We will put forth a person who has done some evil deed, and our righteous anger at him is supposed to absolve us of any of our own moral guilt. And his punishment is supposed to be enough to lower the cosmic justice deficit so that our punishment just gets graciously overlooked, like a first time $40 overdraft fee (he said with experience).
We collectively put forward someone we all agree did something truly hideous to be our divine judgment-bearer (because even those who don’t believe in god believe in God).
“This one. Take him as our offering. He has _________. We are all outraged (and secretly grateful it wasn’t us who was put forth for our sins). We have banished him from the good graces of our society. Please look away from us, now.”
But even righteous outrage won’t make a man righteous. And another person who deserves punishment getting punished doesn’t make me any less deserving of mine. I need more than just a pointed finger and another sinner getting his just desserts.
I need a truly righteous man to give me his righteousness. And then I need him to take my punishment for me.
Now, there was actually a time in the reign of King David when God punished the land for the sin of a man long dead, but allowed for an imperfect human scapegoat to bring a temporary end to His judgment.
Now there was a famine in the days of David for three years, year after year. And David sought the face of the Lord. And the Lord said, ‘There is bloodguilt on Saul and on his house, because he put the Gibeonites to death.’ So the king called the Gibeonites and spoke to them. Now the Gibeonites were not of the people of Israel but of the remnant of the Amorites. Although the people of Israel had sworn to spare them, Saul had sought to strike them down in his zeal for the people of Israel and Judah. And David said to the Gibeonites, ‘What shall I do for you?

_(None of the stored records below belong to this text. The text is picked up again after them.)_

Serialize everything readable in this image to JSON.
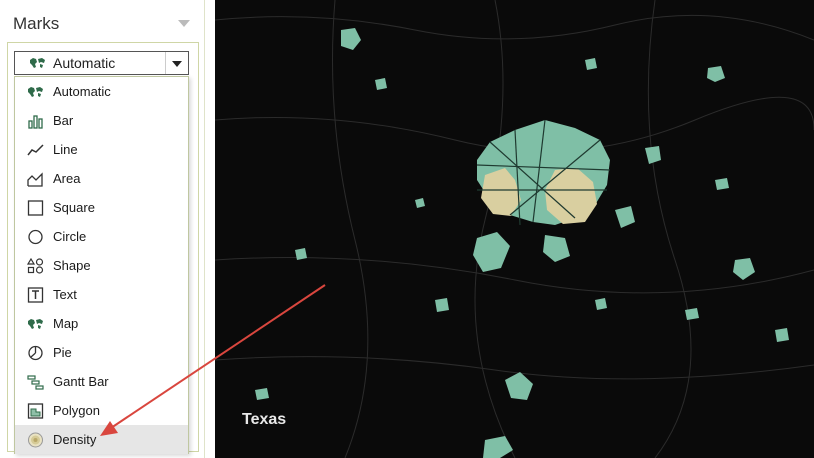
{
  "marks_panel": {
    "title": "Marks",
    "selected_value": "Automatic",
    "selected_icon": "map-icon",
    "options": [
      {
        "label": "Automatic",
        "icon": "map-icon"
      },
      {
        "label": "Bar",
        "icon": "bar-icon"
      },
      {
        "label": "Line",
        "icon": "line-icon"
      },
      {
        "label": "Area",
        "icon": "area-icon"
      },
      {
        "label": "Square",
        "icon": "square-icon"
      },
      {
        "label": "Circle",
        "icon": "circle-icon"
      },
      {
        "label": "Shape",
        "icon": "shape-icon"
      },
      {
        "label": "Text",
        "icon": "text-icon"
      },
      {
        "label": "Map",
        "icon": "map-icon"
      },
      {
        "label": "Pie",
        "icon": "pie-icon"
      },
      {
        "label": "Gantt Bar",
        "icon": "gantt-bar-icon"
      },
      {
        "label": "Polygon",
        "icon": "polygon-icon"
      },
      {
        "label": "Density",
        "icon": "density-icon",
        "highlighted": true
      }
    ]
  },
  "map": {
    "region_label": "Texas",
    "background_color": "#0a0a0a",
    "feature_color": "#7fbfa6",
    "highlight_color": "#d9cfa0"
  },
  "annotation": {
    "arrow_color": "#d9463e"
  }
}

And how shall I make atonement, that you may bless the heritage of the Lord?’ The Gibeonites said to him, ‘It is not a matter of silver or gold between us and Saul or his house; neither is it for us to put any man to death in Israel.’ And he said, ‘What do you say that I shall do for you?’ They said to the king, ‘The man who consumed us and planned to destroy us, so that we should have no place in all the territory of Israel, let seven of his sons be given to us, so that we may hang them before the Lord at Gibeah of Saul, the chosen of the Lord.’ And the king said, ‘I will give them.’ But the king spared Mephibosheth, the son of Saul’s son Jonathan, because of the oath of the Lord that was between them, between David and Jonathan the son of Saul. The king took the two sons of Rizpah the daughter of Aiah, whom she bore to Saul, Armoni and Mephibosheth; and the five sons of Merab the daughter of Saul, whom she bore to Adriel the son of Barzillai the Meholathite; and he gave them into the hands of the Gibeonites, and they hanged them on the mountain before the Lord, and the seven of them perished together. They were put to death in the first days of harvest, at the beginning of barley harvest.
2 Samuel 21:1-9
God allowed the deaths of these men, with their bodies hung up for all to see, to be His people’s scapegoat. He allowed them to be put forth as the people’s representatives.
But this was all foreshadowing the Great Scapegoat to come once and for all 1,000 years later. His body, hung for all to see on another mount (but before the same Lord), would appease a far more terrifying judgment. And it would bring a far greater healing than an end to a famine.
If I may repeat myself: This is a very basic human impulse, this desire to put someone else forward as the evil one. After all, we each know we’ve sinned, and we know what the penalty for sin is. So what hope is there but a scapegoat? But being outraged about Matt Lauer or Russell Simmons won’t save you. And they cannot be your scapegoat (or mine). We should hate sin, both our own and that of others, but we cannot expiate our own individual guilt by trying to put forward a famous person with his own deviant sexual sins to answer for. He won’t do.
We need a better scapegoat. We need, in fact, the best one.
We need the righteousness of Jesus Christ and the reconciliation of His Cross.
For our sake he made him to be sin who knew no sin, so that in him we might become the righteousness of God.
2 Corinthians 5:21